• _Requirement_:
In the listing below, find each line holding "number" and copy it.

• _Supplied entries_:
== == ==

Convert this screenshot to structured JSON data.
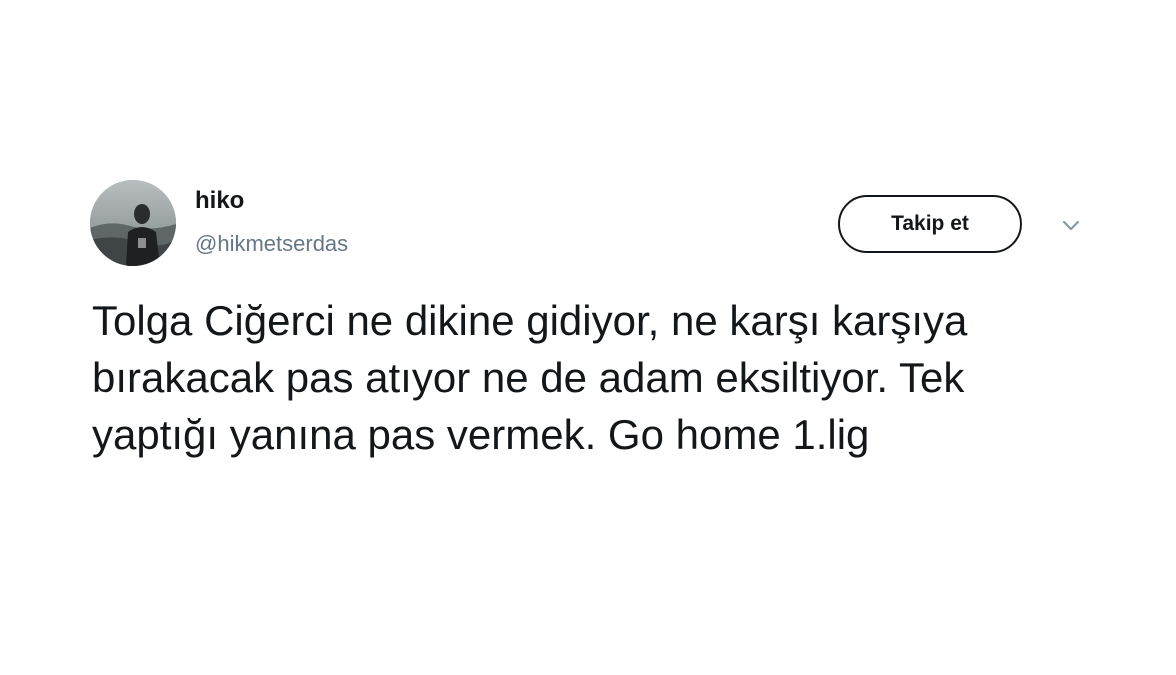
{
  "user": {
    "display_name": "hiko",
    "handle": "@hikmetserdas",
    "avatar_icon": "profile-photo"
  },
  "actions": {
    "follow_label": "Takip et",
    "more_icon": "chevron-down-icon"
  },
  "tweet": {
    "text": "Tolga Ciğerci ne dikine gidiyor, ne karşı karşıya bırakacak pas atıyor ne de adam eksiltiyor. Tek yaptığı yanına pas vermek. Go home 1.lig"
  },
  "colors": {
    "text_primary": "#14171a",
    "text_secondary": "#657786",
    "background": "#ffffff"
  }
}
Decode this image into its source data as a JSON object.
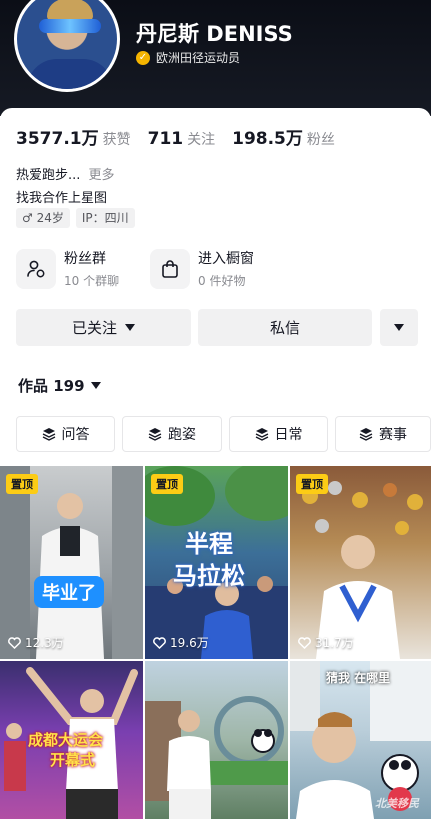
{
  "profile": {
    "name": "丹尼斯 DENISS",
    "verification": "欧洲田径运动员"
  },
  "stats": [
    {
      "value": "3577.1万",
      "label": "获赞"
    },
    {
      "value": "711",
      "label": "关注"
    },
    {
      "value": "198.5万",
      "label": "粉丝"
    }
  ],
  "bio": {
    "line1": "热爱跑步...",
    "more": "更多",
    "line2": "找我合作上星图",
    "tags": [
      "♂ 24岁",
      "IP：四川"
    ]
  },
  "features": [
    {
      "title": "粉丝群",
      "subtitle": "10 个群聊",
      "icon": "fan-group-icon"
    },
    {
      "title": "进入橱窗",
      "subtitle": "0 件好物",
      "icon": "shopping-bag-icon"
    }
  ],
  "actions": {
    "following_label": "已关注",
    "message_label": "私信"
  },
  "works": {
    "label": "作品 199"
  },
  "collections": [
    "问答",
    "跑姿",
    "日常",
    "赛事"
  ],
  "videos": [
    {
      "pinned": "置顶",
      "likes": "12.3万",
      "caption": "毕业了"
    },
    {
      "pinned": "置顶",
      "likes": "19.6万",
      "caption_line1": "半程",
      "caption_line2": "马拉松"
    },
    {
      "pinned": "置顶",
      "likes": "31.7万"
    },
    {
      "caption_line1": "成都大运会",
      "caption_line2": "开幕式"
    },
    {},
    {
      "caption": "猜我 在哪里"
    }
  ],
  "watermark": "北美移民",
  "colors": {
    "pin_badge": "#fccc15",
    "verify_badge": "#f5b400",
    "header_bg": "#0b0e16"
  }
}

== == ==

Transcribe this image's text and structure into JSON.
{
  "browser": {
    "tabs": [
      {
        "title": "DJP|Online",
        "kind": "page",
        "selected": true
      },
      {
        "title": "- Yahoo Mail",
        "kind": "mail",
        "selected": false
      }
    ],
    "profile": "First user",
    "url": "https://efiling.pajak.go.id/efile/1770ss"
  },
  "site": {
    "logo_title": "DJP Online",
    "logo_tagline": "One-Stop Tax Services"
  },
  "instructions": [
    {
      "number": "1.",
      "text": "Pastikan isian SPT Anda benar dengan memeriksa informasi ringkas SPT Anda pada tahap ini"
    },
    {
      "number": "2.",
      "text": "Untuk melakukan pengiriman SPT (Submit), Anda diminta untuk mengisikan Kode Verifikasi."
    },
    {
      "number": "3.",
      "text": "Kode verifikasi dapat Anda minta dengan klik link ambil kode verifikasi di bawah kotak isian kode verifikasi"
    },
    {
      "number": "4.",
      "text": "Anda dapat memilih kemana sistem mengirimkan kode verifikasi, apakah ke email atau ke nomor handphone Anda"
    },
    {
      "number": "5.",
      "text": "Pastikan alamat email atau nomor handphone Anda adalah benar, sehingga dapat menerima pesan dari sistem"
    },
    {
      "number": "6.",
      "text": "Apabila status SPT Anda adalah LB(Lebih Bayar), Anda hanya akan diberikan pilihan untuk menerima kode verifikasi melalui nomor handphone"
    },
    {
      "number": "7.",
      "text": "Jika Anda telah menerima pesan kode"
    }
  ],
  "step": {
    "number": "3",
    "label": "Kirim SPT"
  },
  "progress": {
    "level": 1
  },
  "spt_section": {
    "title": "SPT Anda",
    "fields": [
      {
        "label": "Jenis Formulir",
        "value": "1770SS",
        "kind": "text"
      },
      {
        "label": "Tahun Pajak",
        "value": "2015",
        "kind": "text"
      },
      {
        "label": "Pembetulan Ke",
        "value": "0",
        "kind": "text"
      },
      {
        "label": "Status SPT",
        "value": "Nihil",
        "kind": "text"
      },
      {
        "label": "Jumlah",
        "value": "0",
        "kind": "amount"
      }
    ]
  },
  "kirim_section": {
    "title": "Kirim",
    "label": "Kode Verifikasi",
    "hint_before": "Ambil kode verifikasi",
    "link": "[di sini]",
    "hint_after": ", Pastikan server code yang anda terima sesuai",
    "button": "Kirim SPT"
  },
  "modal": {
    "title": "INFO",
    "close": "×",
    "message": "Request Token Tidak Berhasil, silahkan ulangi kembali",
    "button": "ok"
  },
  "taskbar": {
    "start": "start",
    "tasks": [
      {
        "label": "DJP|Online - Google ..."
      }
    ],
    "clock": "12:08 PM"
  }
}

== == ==

• _Response box_:
      "number": "1.",
      "number": "2.",
      "number": "3.",
      "number": "4.",
      "number": "5.",
      "number": "6.",
      "number": "7.",
    "number": "3",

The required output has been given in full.